Amanda Hess at the Washington City Paper has a bone to pick with feminism. “If I have to endure another essay on the mysteries of the female orgasm in the name of feminism, I may never have an orgasm again,” she writes in “Why Sex Positivity Is Bad For Feminism.” She writes in reference to the Visions in Feminism conference, an annual feminist symposium held at American University, having picked PhD’d porn star Annie Sprinkle as their keynote speaker. While the conference aims to address a wealth of issues — domestic violence, queer feminism, etc. — it ends on a “sex positive” note. “A sex positive polyamorous pansexual bi-gendered individual who enjoys nothing more than talking about and/or having sex” is doing a workshop, followed by Sprinkle’s presentation. I’m gonna give this a resounding “eww.” Why does sex positivity always sound so ickily intellectual? Way to kill my girl boner. Keep reading »
“We’ve demonstrated that women can do what men do, but not yet that men can do what women do. That’s why most women have two jobs — one inside the home and one outside it — which is impossible. The truth is that women can’t be equal outside the home until men are equal in it.”
– Gloria Steinem, who turns 75 years old today. Happy Birthday Gloria! Keep reading »
Since I got engaged early last month and began planning a wedding for this summer, I’ve been thinking a lot about what it means to be hitched. As someone who already lives with her husband-to-be, I wonder just how much marriage will actually change things, whether I’ll wake up the morning after the wedding feeling any different. I’ve also been thinking a lot about what kind of wife I want to be, what it means to be a “good” wife, and how — if at all — being a “good wife” could compromise my identity or personal needs and interests.
I don’t feel a pressing desire to “prove” to myself or anyone else that I won’t change, that I won’t compromise anything, because at some point I’m sure I will. (Isn’t compromise a big part marriage, after all?) But I’m also certain that while bits of my identity are bound to shift, just as I would expect them to with any big life change and new perspective, the core of who I am will remain the same. No new name, white dress, ring on my finger or any other traditional convention is going to change that. For better or worse, I am who I am and I’m pretty solid in my identity. So when I read a column in the Guardian recently by Abigail Gliddon, a woman who claims “when a woman takes her husband’s name, she surrenders her former identity and adopts his,” I wondered how she came to have such low expectations for other women. Keep reading »
The New York Times just cannot quit “Sex and the City.” It seems like the Sunday Style section is always in search of the next Carrie & Co., which resulted in this weekend’s profile of “Juno” scribe Diablo Cody and her three friends who dubbed themselves “The Fempire.” Cody, who won an Oscar for writing “Juno” and is currently the mind behind Showtime’s “United States Of Tara,” plans on dominating Hollywood alongside her best gal pals, Lorene Scafaria (who wrote “Nick & Norah’s Infinate Playlist”), Dana Fox (“What Happens in Vegas”), and Liz Meriwether, also a screenwriter.
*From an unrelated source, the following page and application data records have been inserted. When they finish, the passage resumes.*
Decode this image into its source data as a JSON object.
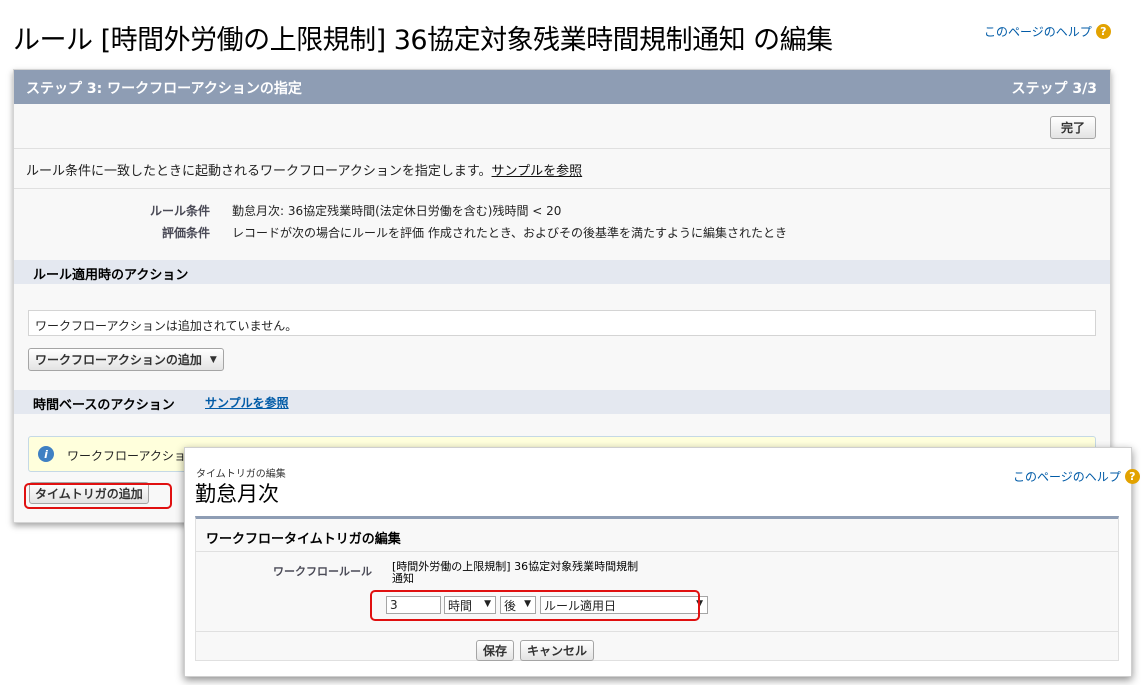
{
  "page": {
    "title": "ルール [時間外労働の上限規制] 36協定対象残業時間規制通知 の編集",
    "help_link": "このページのヘルプ"
  },
  "step": {
    "title": "ステップ 3: ワークフローアクションの指定",
    "counter": "ステップ 3/3",
    "done_button": "完了"
  },
  "description": {
    "text": "ルール条件に一致したときに起動されるワークフローアクションを指定します。",
    "sample_link": "サンプルを参照"
  },
  "rule": {
    "condition_label": "ルール条件",
    "condition_value": "勤怠月次: 36協定残業時間(法定休日労働を含む)残時間 < 20",
    "eval_label": "評価条件",
    "eval_value": "レコードが次の場合にルールを評価 作成されたとき、およびその後基準を満たすように編集されたとき"
  },
  "rule_actions": {
    "heading": "ルール適用時のアクション",
    "empty_message": "ワークフローアクションは追加されていません。",
    "add_button": "ワークフローアクションの追加"
  },
  "time_actions": {
    "heading": "時間ベースのアクション",
    "sample_link": "サンプルを参照",
    "info_text": "ワークフローアクション",
    "add_trigger_button": "タイムトリガの追加"
  },
  "trigger_dialog": {
    "small_title": "タイムトリガの編集",
    "object_name": "勤怠月次",
    "help_link": "このページのヘルプ",
    "panel_heading": "ワークフロータイムトリガの編集",
    "rule_label": "ワークフロールール",
    "rule_value_line1": "[時間外労働の上限規制] 36協定対象残業時間規制",
    "rule_value_line2": "通知",
    "amount": "3",
    "unit": "時間",
    "direction": "後",
    "field": "ルール適用日",
    "save_button": "保存",
    "cancel_button": "キャンセル"
  },
  "colors": {
    "step_bar": "#8e9db4",
    "section_head": "#e4e8f0",
    "highlight": "#e01010",
    "link": "#015ba7",
    "help_icon": "#e2a200"
  }
}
Think of them as the estrogen packed version of Judd Apatow and his boys — and guess what? They’re gorgeous! Also! “We’ve all seen each other naked.”
Despite that admission, the quartet want to be taken seriously and make sure that everyone understands that their success and bank-ability has nothing to do with the fact that they’re all easy on the eyes. “I know a few beautiful women,” said Adam Siegel, a producer who is friends with the women. “But none of them write like Dana, Liz, Lorene or Diablo.”
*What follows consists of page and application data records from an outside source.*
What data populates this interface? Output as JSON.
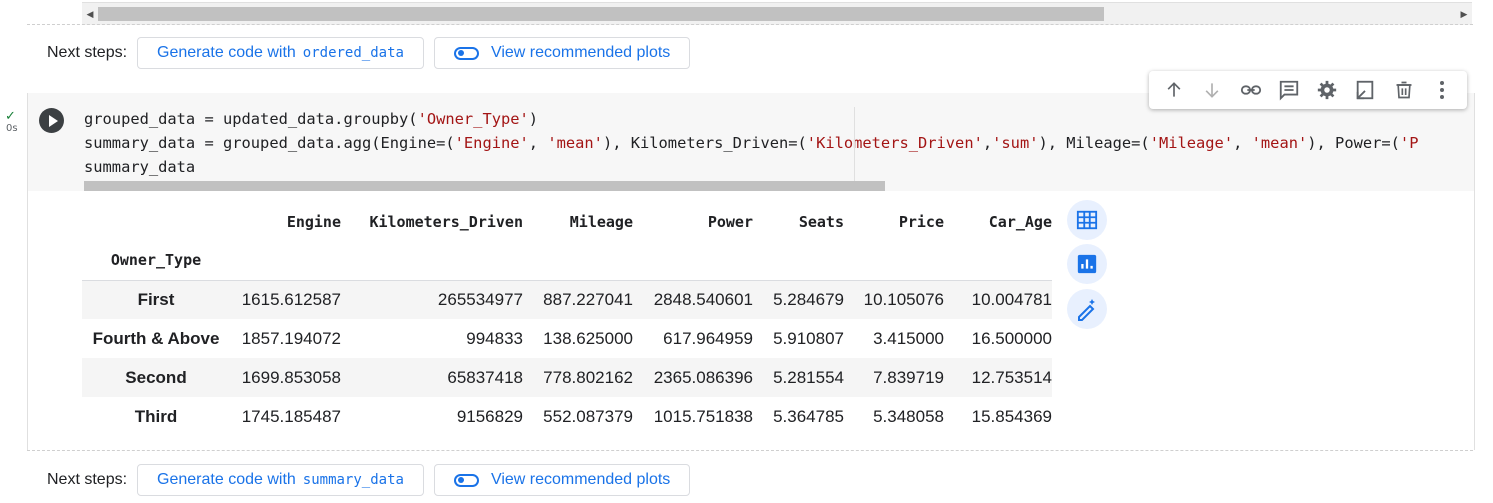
{
  "prev_next_steps": {
    "label": "Next steps:",
    "generate_prefix": "Generate code with",
    "generate_var": "ordered_data",
    "view_plots": "View recommended plots"
  },
  "cell": {
    "exec_time": "0s",
    "code": {
      "line1_a": "grouped_data = updated_data.groupby(",
      "line1_s1": "'Owner_Type'",
      "line1_b": ")",
      "line2_a": "summary_data = grouped_data.agg(Engine=(",
      "line2_s1": "'Engine'",
      "line2_c1": ", ",
      "line2_s2": "'mean'",
      "line2_c2": "), Kilometers_Driven=(",
      "line2_s3": "'Kilometers_Driven'",
      "line2_c3": ",",
      "line2_s4": "'sum'",
      "line2_c4": "), Mileage=(",
      "line2_s5": "'Mileage'",
      "line2_c5": ", ",
      "line2_s6": "'mean'",
      "line2_c6": "), Power=(",
      "line2_s7": "'P",
      "line3": "summary_data"
    }
  },
  "toolbar": {
    "icons": [
      "arrow-up-icon",
      "arrow-down-icon",
      "link-icon",
      "comment-icon",
      "gear-icon",
      "open-in-tab-icon",
      "trash-icon",
      "more-vert-icon"
    ]
  },
  "table": {
    "columns": [
      "Engine",
      "Kilometers_Driven",
      "Mileage",
      "Power",
      "Seats",
      "Price",
      "Car_Age"
    ],
    "index_name": "Owner_Type",
    "rows": [
      {
        "index": "First",
        "values": [
          "1615.612587",
          "265534977",
          "887.227041",
          "2848.540601",
          "5.284679",
          "10.105076",
          "10.004781"
        ]
      },
      {
        "index": "Fourth & Above",
        "values": [
          "1857.194072",
          "994833",
          "138.625000",
          "617.964959",
          "5.910807",
          "3.415000",
          "16.500000"
        ]
      },
      {
        "index": "Second",
        "values": [
          "1699.853058",
          "65837418",
          "778.802162",
          "2365.086396",
          "5.281554",
          "7.839719",
          "12.753514"
        ]
      },
      {
        "index": "Third",
        "values": [
          "1745.185487",
          "9156829",
          "552.087379",
          "1015.751838",
          "5.364785",
          "5.348058",
          "15.854369"
        ]
      }
    ]
  },
  "side_buttons": [
    "table-icon",
    "chart-icon",
    "magic-pen-icon"
  ],
  "next_steps": {
    "label": "Next steps:",
    "generate_prefix": "Generate code with",
    "generate_var": "summary_data",
    "view_plots": "View recommended plots"
  },
  "colors": {
    "accent": "#1a73e8",
    "string": "#a31515",
    "check": "#188038"
  }
}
Attributing the Fempire’s success to their talent not their looks is something we can get behind, but it kind of seems like the group uses the latter to their advantage as well. Keep reading »
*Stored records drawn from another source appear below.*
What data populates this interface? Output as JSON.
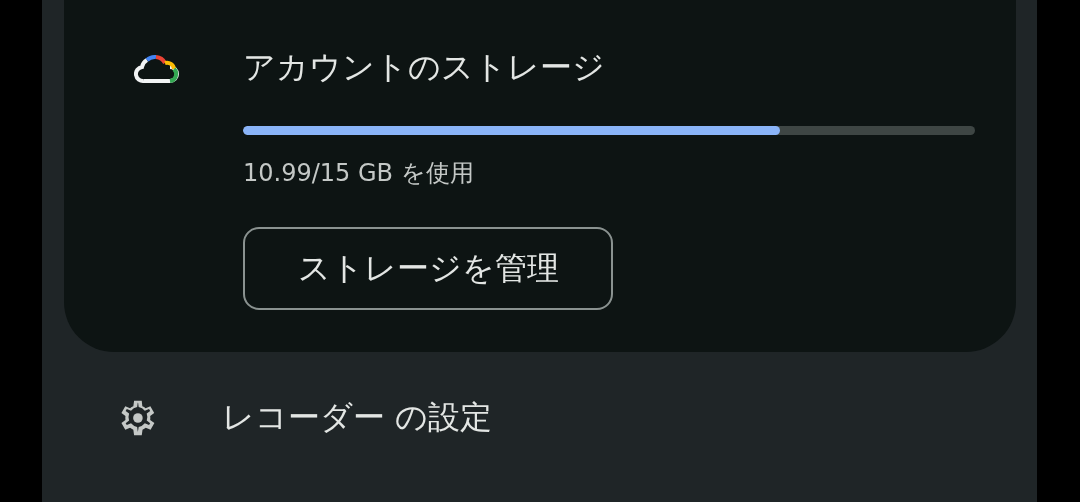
{
  "storage": {
    "title": "アカウントのストレージ",
    "level": 0.733,
    "usage": "10.99/15 GB を使用",
    "button": "ストレージを管理"
  },
  "settings": {
    "label": "レコーダー の設定"
  }
}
Jessica Valenti, Feministing editor and Full Frontal Feminism author, is getting married! Congratulations are in order! Wait, are they? Apparently not, if you believe feminism and marriage can never, ever go hand in hand. Certainly, marriage has its traditions that are problematic from a feminist perspective, which Valenti has addressed many times on the blog — and perhaps that’s why she seemed hesitant to announce her good news. But does the personal really always have to be political? Can’t she get married without every Gloria, Betty, and Camille judging if her wedding is “feminist” enough?
“I don’t want to feel that I must blog about getting married because it relates to the work that I do. I want to be able to have things that are just for me and not be judged poorly because of that…. I realized that I don’t feel like I had to blog about getting married — I wanted to…. I’m positive you’ll be hearing more from me on the marriage front: Like how to do it while shirking patriarchal tradition? Or why I decided to participate in an institution that still (for the most part) excludes same-sex couples.”
Keep reading »
Yesterday, President Obama celebrated National Women’s History Month by creating a special panel to focus on women’s issues. The council will seek new opportunities in the workforce, since women still earn only 78 cents for every dollar a man makes. This makes Obama mad, since he loves the ladies…
No, like, he really, really does. Which is more than kind of hot. Here’s a collection of his most toe-curling musings on the women in his life, from 2005 to now… Keep reading »